* **What you need to do**
Please set down all of the data below verbatim.

* **Supplied material**
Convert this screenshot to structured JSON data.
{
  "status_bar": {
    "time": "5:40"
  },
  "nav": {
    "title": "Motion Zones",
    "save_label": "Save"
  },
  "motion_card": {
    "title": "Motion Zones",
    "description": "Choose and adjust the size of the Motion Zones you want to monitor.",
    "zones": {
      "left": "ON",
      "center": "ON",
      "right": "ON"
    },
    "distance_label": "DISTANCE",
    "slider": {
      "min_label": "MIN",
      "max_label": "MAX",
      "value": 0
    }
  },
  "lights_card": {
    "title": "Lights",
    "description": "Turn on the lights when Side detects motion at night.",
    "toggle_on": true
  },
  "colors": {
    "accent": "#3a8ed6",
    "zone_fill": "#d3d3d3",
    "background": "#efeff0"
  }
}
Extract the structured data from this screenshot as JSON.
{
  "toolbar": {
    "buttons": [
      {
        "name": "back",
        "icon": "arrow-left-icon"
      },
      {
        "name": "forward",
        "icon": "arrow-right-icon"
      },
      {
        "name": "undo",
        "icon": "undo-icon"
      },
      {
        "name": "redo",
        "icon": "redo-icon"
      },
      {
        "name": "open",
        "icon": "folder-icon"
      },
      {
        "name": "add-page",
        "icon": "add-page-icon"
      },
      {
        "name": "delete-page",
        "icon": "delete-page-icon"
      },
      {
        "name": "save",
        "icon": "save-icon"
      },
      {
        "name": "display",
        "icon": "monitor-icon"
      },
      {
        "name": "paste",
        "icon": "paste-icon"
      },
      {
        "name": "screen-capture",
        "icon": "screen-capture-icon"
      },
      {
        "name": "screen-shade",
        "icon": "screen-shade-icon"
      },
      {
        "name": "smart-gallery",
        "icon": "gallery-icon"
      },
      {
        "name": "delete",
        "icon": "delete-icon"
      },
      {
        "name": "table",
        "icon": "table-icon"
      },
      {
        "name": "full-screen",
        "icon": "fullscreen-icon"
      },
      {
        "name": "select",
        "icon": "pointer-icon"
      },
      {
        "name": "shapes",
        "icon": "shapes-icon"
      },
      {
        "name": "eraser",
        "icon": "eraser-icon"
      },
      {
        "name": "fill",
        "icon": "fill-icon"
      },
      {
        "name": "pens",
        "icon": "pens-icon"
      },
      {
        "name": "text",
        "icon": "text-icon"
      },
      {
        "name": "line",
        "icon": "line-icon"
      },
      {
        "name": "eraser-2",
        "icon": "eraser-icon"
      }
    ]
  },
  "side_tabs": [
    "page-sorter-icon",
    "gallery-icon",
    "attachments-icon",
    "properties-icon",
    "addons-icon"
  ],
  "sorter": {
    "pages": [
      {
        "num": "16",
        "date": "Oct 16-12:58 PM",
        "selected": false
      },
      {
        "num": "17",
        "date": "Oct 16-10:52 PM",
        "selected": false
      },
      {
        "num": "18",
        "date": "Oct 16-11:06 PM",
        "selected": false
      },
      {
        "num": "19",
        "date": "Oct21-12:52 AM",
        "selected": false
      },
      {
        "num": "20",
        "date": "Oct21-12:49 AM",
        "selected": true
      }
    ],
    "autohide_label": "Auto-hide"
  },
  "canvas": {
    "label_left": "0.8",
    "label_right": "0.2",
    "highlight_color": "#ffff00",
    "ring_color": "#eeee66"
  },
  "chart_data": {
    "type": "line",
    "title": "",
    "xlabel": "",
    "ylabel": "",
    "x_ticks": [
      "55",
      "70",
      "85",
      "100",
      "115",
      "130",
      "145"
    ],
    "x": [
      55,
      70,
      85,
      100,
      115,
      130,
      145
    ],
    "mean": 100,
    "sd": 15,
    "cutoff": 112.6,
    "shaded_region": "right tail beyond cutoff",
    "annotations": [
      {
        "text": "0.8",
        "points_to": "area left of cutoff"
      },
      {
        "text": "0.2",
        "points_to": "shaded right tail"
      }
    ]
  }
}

* **Answer to the exercise**
Convert this screenshot to structured JSON data.
{
  "status_bar": {
    "time": "5:40"
  },
  "nav": {
    "title": "Motion Zones",
    "save_label": "Save"
  },
  "motion_card": {
    "title": "Motion Zones",
    "description": "Choose and adjust the size of the Motion Zones you want to monitor.",
    "zones": {
      "left": "ON",
      "center": "ON",
      "right": "ON"
    },
    "distance_label": "DISTANCE",
    "slider": {
      "min_label": "MIN",
      "max_label": "MAX",
      "value": 0
    }
  },
  "lights_card": {
    "title": "Lights",
    "description": "Turn on the lights when Side detects motion at night.",
    "toggle_on": true
  },
  "colors": {
    "accent": "#3a8ed6",
    "zone_fill": "#d3d3d3",
    "background": "#efeff0"
  }
}
Extract the structured data from this screenshot as JSON.
{
  "toolbar": {
    "buttons": [
      {
        "name": "back",
        "icon": "arrow-left-icon"
      },
      {
        "name": "forward",
        "icon": "arrow-right-icon"
      },
      {
        "name": "undo",
        "icon": "undo-icon"
      },
      {
        "name": "redo",
        "icon": "redo-icon"
      },
      {
        "name": "open",
        "icon": "folder-icon"
      },
      {
        "name": "add-page",
        "icon": "add-page-icon"
      },
      {
        "name": "delete-page",
        "icon": "delete-page-icon"
      },
      {
        "name": "save",
        "icon": "save-icon"
      },
      {
        "name": "display",
        "icon": "monitor-icon"
      },
      {
        "name": "paste",
        "icon": "paste-icon"
      },
      {
        "name": "screen-capture",
        "icon": "screen-capture-icon"
      },
      {
        "name": "screen-shade",
        "icon": "screen-shade-icon"
      },
      {
        "name": "smart-gallery",
        "icon": "gallery-icon"
      },
      {
        "name": "delete",
        "icon": "delete-icon"
      },
      {
        "name": "table",
        "icon": "table-icon"
      },
      {
        "name": "full-screen",
        "icon": "fullscreen-icon"
      },
      {
        "name": "select",
        "icon": "pointer-icon"
      },
      {
        "name": "shapes",
        "icon": "shapes-icon"
      },
      {
        "name": "eraser",
        "icon": "eraser-icon"
      },
      {
        "name": "fill",
        "icon": "fill-icon"
      },
      {
        "name": "pens",
        "icon": "pens-icon"
      },
      {
        "name": "text",
        "icon": "text-icon"
      },
      {
        "name": "line",
        "icon": "line-icon"
      },
      {
        "name": "eraser-2",
        "icon": "eraser-icon"
      }
    ]
  },
  "side_tabs": [
    "page-sorter-icon",
    "gallery-icon",
    "attachments-icon",
    "properties-icon",
    "addons-icon"
  ],
  "sorter": {
    "pages": [
      {
        "num": "16",
        "date": "Oct 16-12:58 PM",
        "selected": false
      },
      {
        "num": "17",
        "date": "Oct 16-10:52 PM",
        "selected": false
      },
      {
        "num": "18",
        "date": "Oct 16-11:06 PM",
        "selected": false
      },
      {
        "num": "19",
        "date": "Oct21-12:52 AM",
        "selected": false
      },
      {
        "num": "20",
        "date": "Oct21-12:49 AM",
        "selected": true
      }
    ],
    "autohide_label": "Auto-hide"
  },
  "canvas": {
    "label_left": "0.8",
    "label_right": "0.2",
    "highlight_color": "#ffff00",
    "ring_color": "#eeee66"
  },
  "chart_data": {
    "type": "line",
    "title": "",
    "xlabel": "",
    "ylabel": "",
    "x_ticks": [
      "55",
      "70",
      "85",
      "100",
      "115",
      "130",
      "145"
    ],
    "x": [
      55,
      70,
      85,
      100,
      115,
      130,
      145
    ],
    "mean": 100,
    "sd": 15,
    "cutoff": 112.6,
    "shaded_region": "right tail beyond cutoff",
    "annotations": [
      {
        "text": "0.8",
        "points_to": "area left of cutoff"
      },
      {
        "text": "0.2",
        "points_to": "shaded right tail"
      }
    ]
  }
}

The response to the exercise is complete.